WHAT THE TASK REQUIRES>
Return each line of the listing that contains the string "Learning".

===== DATASET

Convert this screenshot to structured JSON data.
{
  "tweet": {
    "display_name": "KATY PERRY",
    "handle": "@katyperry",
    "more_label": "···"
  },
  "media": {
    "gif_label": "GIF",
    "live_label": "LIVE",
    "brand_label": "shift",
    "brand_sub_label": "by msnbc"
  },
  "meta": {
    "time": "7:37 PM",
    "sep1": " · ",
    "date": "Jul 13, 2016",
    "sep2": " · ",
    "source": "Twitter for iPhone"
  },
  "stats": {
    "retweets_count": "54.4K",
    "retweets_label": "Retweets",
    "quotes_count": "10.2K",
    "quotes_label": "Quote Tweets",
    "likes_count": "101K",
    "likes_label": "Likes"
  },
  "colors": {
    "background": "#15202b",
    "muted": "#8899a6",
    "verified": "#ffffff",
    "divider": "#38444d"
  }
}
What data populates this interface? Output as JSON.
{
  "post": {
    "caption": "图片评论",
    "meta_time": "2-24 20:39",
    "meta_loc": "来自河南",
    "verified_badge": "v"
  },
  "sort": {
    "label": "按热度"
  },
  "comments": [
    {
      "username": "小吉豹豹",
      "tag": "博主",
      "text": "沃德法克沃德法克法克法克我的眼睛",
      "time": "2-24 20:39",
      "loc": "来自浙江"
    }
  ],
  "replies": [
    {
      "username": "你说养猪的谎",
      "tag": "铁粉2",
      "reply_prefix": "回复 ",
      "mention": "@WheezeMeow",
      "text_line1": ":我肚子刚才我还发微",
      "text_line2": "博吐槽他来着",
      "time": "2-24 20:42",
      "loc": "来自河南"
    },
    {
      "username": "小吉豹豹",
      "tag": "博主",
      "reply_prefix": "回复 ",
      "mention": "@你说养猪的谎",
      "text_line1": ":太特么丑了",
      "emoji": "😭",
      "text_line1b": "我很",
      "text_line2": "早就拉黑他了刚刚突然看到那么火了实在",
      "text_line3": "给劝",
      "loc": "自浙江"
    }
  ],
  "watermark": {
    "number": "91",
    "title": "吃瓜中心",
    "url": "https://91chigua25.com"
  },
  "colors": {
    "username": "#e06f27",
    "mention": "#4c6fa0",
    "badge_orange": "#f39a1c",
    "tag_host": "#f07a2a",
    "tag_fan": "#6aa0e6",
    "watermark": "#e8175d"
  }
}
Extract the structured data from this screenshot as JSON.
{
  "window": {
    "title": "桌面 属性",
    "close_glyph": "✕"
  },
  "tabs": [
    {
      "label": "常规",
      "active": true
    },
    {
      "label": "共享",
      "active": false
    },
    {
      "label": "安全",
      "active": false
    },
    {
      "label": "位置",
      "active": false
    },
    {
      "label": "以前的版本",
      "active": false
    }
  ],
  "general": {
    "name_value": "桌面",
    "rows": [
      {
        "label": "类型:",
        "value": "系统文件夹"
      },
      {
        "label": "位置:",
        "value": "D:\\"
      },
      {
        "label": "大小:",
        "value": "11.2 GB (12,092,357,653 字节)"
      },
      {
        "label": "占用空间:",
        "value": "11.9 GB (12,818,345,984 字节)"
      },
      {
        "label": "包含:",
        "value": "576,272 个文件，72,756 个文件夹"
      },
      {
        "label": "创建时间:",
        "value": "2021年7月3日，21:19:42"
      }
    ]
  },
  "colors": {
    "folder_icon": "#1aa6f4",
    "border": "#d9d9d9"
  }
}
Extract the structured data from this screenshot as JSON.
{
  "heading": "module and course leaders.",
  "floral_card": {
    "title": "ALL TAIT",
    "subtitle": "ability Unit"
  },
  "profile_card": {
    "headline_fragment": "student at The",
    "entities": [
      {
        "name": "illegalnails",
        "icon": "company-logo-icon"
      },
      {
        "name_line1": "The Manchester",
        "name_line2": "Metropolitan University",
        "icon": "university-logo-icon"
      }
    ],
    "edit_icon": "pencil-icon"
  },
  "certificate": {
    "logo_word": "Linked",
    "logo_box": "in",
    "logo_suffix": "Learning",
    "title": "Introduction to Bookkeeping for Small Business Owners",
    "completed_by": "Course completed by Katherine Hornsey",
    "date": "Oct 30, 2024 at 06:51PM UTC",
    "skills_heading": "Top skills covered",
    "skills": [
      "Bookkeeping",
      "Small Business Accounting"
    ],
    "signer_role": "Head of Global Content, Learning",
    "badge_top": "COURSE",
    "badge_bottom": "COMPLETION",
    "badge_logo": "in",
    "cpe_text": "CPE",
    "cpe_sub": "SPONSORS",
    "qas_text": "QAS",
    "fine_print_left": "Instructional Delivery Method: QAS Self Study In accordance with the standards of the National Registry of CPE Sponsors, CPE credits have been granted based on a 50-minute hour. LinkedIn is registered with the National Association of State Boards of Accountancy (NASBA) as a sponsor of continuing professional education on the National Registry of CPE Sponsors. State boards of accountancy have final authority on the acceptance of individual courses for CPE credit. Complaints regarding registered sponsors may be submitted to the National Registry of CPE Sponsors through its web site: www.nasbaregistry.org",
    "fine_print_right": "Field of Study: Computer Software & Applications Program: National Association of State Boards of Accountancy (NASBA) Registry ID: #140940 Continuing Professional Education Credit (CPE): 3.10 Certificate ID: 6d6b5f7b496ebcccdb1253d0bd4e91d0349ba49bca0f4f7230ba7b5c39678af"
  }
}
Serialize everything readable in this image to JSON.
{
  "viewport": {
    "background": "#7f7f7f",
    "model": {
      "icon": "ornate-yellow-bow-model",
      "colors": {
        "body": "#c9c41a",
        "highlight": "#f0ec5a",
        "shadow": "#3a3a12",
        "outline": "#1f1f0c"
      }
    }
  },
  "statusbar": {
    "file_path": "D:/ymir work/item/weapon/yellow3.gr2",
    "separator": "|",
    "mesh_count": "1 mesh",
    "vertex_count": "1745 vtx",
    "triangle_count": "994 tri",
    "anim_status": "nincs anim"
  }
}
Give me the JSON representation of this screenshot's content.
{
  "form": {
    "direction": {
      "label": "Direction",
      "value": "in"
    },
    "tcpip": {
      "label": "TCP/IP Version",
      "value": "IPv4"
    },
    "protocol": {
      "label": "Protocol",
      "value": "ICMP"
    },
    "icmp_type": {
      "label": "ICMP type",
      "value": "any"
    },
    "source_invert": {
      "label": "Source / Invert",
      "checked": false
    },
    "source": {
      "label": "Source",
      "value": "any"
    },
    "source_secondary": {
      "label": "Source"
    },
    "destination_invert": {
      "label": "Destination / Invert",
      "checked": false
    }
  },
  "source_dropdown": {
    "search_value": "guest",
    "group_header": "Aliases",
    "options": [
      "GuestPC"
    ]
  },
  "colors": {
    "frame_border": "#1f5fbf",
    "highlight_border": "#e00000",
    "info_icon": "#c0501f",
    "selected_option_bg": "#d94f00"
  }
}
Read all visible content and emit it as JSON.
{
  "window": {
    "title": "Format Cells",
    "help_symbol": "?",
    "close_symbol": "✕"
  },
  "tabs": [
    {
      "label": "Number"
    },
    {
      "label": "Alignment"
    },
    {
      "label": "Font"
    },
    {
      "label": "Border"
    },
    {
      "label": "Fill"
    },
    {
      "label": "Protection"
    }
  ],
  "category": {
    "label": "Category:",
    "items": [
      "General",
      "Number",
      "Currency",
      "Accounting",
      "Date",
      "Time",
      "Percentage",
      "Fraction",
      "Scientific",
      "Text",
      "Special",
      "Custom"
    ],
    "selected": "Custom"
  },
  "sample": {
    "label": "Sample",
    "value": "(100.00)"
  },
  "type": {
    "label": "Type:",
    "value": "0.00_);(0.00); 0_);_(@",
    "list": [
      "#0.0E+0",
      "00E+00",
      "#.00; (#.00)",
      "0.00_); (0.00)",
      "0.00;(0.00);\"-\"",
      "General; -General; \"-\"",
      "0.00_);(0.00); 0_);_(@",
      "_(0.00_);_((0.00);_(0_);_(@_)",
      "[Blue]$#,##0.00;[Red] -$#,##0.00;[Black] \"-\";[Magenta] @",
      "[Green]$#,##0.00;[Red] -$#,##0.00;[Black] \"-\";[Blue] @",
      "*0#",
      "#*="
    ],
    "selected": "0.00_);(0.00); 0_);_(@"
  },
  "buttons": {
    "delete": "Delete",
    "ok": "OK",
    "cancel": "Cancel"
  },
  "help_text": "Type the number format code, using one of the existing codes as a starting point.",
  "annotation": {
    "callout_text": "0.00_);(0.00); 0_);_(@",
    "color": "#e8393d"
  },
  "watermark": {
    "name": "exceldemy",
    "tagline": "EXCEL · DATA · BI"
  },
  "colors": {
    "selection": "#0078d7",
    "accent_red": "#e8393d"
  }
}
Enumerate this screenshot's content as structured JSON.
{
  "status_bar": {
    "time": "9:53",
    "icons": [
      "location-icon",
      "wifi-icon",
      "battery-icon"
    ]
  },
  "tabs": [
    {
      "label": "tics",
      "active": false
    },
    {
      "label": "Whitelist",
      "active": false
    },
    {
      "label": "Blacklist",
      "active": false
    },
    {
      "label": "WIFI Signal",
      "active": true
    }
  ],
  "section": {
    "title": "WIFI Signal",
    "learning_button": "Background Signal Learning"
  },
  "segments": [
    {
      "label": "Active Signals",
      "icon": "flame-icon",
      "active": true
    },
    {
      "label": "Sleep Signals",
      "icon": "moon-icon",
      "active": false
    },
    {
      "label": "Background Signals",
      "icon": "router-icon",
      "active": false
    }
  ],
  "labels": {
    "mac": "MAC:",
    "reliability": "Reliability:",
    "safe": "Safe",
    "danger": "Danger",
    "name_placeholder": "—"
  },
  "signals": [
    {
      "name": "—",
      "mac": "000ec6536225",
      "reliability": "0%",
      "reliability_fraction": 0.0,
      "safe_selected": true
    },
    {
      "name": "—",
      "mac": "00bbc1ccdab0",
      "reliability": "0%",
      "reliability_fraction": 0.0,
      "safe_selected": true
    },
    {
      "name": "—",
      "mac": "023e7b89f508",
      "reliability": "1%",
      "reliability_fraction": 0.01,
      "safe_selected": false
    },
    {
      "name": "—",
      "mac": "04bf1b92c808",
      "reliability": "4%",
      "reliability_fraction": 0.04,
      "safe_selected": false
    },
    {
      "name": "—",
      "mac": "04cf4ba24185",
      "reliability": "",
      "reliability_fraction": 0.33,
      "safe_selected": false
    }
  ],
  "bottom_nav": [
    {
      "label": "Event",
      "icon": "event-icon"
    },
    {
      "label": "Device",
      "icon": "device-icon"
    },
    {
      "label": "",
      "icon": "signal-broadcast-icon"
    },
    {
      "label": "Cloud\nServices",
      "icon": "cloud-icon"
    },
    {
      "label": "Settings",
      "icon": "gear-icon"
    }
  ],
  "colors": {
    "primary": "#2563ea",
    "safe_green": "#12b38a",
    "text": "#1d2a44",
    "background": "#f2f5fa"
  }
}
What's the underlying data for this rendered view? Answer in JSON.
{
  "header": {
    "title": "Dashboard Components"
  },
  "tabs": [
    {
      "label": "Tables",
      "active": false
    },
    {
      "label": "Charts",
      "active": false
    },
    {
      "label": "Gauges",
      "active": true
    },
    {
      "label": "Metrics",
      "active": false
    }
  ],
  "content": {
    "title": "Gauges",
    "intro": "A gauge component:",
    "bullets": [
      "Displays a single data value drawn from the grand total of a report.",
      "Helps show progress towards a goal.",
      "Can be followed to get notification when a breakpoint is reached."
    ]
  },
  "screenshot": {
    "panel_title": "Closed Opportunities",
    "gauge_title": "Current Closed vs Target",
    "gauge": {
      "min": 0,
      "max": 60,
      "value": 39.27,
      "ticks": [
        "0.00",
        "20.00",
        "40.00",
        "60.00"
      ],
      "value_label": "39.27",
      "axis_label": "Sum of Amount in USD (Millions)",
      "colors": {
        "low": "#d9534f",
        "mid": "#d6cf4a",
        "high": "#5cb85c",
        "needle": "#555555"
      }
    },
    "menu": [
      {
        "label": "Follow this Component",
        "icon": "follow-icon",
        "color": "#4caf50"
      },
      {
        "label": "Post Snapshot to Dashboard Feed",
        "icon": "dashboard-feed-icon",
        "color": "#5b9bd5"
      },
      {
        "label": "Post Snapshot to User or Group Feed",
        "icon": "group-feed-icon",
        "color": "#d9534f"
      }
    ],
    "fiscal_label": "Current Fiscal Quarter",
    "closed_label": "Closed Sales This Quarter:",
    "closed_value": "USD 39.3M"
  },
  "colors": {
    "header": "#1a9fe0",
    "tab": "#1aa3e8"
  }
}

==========

SOLUTION>
    "logo_suffix": "Learning",
    "signer_role": "Head of Global Content, Learning",
    "learning_button": "Background Signal Learning"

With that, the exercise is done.